One of the things I like best about Politics is that it's a current subject that requires you to be involved in active debate and understanding alternative arguments to one's view. Next year I'm planning to study Politics, Philosophy and Economics at university. This subject has enabled me to join in political discussions with anybody and given me the ability and confidence to analyse and criticise the actions of political institutions in the UK, Europe and the US.
Exam Board: Edexcel
Do you know which political party you will be voting for in the next election, and why? If so, how much do you know about the views of the OTHER political parties? How much do you know about who governs Britain or how our system differs from that of the US? Would you like to know more about current affairs, in Britain and other countries? If you are interested in questions such as these, then Politics is the subject for you.
Brief summary of content
Paper 1: UK Politics (33% of A Level)

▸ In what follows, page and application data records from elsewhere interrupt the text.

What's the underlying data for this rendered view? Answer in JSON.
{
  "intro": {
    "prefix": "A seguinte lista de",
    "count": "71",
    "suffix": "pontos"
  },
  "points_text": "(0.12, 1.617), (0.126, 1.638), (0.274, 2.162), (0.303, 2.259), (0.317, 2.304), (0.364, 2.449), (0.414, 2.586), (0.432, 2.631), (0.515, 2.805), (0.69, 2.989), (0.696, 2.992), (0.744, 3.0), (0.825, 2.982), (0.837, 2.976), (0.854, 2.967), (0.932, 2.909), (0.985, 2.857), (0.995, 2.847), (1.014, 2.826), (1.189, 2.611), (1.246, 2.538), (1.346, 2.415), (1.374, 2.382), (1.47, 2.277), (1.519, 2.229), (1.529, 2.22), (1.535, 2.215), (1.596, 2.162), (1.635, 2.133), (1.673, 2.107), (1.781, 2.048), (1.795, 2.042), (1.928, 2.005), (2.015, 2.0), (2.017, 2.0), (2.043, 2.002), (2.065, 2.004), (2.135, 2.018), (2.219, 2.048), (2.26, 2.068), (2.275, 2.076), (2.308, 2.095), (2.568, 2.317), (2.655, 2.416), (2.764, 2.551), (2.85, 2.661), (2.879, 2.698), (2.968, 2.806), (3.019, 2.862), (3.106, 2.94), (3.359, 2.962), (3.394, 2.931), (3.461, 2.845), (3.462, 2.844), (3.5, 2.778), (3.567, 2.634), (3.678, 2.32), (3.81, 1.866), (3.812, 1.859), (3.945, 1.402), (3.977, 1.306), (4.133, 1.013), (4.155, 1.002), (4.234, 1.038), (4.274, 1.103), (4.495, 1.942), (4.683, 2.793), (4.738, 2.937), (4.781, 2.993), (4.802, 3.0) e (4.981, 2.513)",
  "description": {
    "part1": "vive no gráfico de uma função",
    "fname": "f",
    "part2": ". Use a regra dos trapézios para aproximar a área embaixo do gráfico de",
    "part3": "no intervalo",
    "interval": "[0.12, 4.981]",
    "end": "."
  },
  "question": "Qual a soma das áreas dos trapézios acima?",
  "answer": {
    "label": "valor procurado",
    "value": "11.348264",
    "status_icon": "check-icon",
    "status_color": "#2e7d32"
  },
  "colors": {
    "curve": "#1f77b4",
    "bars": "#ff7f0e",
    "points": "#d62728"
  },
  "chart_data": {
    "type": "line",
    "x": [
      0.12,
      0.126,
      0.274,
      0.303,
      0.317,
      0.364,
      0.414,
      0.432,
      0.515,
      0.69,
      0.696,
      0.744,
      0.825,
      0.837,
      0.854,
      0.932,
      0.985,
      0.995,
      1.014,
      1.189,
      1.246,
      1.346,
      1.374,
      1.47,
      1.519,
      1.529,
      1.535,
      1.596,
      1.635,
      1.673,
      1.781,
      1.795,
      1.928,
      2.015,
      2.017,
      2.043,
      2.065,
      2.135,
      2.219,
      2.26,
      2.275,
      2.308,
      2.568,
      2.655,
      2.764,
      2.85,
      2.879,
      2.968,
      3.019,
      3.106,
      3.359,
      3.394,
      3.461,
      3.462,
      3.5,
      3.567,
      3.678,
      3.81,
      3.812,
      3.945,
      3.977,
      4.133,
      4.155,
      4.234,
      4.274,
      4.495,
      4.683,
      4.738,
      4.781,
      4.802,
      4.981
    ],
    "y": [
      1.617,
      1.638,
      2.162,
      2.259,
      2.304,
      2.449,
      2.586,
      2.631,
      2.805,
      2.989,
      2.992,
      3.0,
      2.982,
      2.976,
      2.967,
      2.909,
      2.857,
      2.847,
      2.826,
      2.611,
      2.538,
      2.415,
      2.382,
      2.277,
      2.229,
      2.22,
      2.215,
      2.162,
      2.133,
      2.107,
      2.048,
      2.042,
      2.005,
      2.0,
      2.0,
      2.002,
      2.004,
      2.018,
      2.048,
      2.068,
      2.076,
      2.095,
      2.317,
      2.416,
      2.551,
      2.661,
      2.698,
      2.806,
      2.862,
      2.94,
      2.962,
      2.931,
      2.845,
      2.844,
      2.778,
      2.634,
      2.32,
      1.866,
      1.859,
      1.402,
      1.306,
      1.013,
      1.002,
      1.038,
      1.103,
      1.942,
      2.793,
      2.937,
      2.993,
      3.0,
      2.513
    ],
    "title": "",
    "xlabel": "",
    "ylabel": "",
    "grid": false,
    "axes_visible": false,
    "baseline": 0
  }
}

The Politics of the UK involves studying democracy itself; how is this defined in the UK, how has people’s ability to get involved increased in the last century and what factors affect voting behaviour in the UK. We will also look at the different electoral systems at use in the UK, the history and ideology of the main political parties and the role and importance of pressure groups within the UK political system. Finally, there will be in-depth study of core political ideas including conservatism, socialism and liberalism.
Paper 2: UK Government (33% of A Level)
This paper looks at the way the UK is governed and how party politics has developed and affects us today. Within the Government of the UK you will study the UK constitution and the implications of its uncodified nature. We will look at how Parliament is made up, and the various roles of its personnel, including how well it carries out its overarching roles of representation, legislation and scrutiny. We will then study the role of the PM and cabinet in detail and look at the judiciary, including how the judicial system is linked to the other branches of government. Finally, this paper includes a study of nationalism as a political concept.
Paper 3: Comparative Politics: The USA (33% of A Level)
This paper offers a chance to study the US political system in depth and to compare this to the UK.
Topics here include: the US Constitution, the role of Congress, the President and the Supreme Court, US electoral processes such as the Electoral College to elect the President and how determinants of voting behaviour differ in the US to the UK. There will also be a close look at political parties, the role of pressure groups and case studies on the protection of civil rights within America.
Who should consider Politics?
Politics is a highly interesting and useful course for anyone wishing to be a well-informed citizen of the future. Politics combines well with any other subjects and is useful in a variety of careers, including law, the civil service, local government and journalism.
Politics students MUST have at least a grade 6 at GCSE English. A good memory for factual details is important, as is an ability to question ideas. Politics students also need to take part actively in discussion, which can often be lively on a Politics course!
Contact: Mrs Price, Head of Department